→ Supplied data

════

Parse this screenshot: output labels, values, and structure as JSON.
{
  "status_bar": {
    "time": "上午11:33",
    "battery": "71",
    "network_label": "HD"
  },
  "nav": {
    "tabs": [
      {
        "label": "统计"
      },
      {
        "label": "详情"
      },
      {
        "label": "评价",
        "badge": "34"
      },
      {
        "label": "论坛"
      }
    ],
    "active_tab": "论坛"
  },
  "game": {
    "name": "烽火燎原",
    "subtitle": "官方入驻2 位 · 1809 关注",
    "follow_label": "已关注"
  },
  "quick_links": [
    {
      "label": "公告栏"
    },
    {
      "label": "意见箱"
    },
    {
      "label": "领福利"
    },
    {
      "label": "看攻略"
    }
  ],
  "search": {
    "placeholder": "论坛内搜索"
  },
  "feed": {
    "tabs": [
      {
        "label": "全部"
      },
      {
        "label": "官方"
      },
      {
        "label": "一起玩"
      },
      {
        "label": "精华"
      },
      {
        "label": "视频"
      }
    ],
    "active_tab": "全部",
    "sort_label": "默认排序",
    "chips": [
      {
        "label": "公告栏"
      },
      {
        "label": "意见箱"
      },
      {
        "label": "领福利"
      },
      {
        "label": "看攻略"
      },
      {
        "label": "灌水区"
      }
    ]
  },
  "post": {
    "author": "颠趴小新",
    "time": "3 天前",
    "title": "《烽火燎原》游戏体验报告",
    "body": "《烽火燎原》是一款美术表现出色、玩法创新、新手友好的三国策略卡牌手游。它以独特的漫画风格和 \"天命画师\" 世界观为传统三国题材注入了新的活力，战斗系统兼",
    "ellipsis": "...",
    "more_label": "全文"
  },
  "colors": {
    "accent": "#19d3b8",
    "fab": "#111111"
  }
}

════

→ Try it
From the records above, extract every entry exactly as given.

→ Response to this task
Parse this screenshot: output labels, values, and structure as JSON.
{
  "status_bar": {
    "time": "上午11:33",
    "battery": "71",
    "network_label": "HD"
  },
  "nav": {
    "tabs": [
      {
        "label": "统计"
      },
      {
        "label": "详情"
      },
      {
        "label": "评价",
        "badge": "34"
      },
      {
        "label": "论坛"
      }
    ],
    "active_tab": "论坛"
  },
  "game": {
    "name": "烽火燎原",
    "subtitle": "官方入驻2 位 · 1809 关注",
    "follow_label": "已关注"
  },
  "quick_links": [
    {
      "label": "公告栏"
    },
    {
      "label": "意见箱"
    },
    {
      "label": "领福利"
    },
    {
      "label": "看攻略"
    }
  ],
  "search": {
    "placeholder": "论坛内搜索"
  },
  "feed": {
    "tabs": [
      {
        "label": "全部"
      },
      {
        "label": "官方"
      },
      {
        "label": "一起玩"
      },
      {
        "label": "精华"
      },
      {
        "label": "视频"
      }
    ],
    "active_tab": "全部",
    "sort_label": "默认排序",
    "chips": [
      {
        "label": "公告栏"
      },
      {
        "label": "意见箱"
      },
      {
        "label": "领福利"
      },
      {
        "label": "看攻略"
      },
      {
        "label": "灌水区"
      }
    ]
  },
  "post": {
    "author": "颠趴小新",
    "time": "3 天前",
    "title": "《烽火燎原》游戏体验报告",
    "body": "《烽火燎原》是一款美术表现出色、玩法创新、新手友好的三国策略卡牌手游。它以独特的漫画风格和 \"天命画师\" 世界观为传统三国题材注入了新的活力，战斗系统兼",
    "ellipsis": "...",
    "more_label": "全文"
  },
  "colors": {
    "accent": "#19d3b8",
    "fab": "#111111"
  }
}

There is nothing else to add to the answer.